### THE TASK
Whenever the string "общий" appears in a line below, please copy the line out.

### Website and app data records
▬▬▬▬▬▬▬▬▬▬
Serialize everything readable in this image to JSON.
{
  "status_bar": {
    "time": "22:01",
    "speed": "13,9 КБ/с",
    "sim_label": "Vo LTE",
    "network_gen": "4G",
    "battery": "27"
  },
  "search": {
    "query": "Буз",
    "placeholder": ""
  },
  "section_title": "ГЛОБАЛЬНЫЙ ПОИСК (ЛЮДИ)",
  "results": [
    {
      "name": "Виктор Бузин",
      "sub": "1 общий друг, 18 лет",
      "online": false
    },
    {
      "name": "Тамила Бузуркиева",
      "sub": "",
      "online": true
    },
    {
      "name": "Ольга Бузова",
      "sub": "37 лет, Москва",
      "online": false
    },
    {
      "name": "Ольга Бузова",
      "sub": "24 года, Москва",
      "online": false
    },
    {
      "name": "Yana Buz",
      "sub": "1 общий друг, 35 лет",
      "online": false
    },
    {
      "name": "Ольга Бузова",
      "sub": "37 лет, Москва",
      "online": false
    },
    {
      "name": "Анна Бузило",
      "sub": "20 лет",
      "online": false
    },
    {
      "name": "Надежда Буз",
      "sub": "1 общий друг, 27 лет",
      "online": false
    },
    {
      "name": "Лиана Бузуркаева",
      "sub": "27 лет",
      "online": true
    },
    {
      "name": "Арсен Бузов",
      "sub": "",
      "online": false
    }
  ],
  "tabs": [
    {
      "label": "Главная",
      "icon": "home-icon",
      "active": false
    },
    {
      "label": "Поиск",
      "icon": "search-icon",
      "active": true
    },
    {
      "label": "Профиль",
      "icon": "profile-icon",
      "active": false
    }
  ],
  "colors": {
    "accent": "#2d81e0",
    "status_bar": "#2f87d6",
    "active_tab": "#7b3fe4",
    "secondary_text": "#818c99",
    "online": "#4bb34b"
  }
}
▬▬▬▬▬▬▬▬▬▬
### REPLY TO THE EXERCISE
      "sub": "1 общий друг, 18 лет",
      "sub": "1 общий друг, 35 лет",
      "sub": "1 общий друг, 27 лет",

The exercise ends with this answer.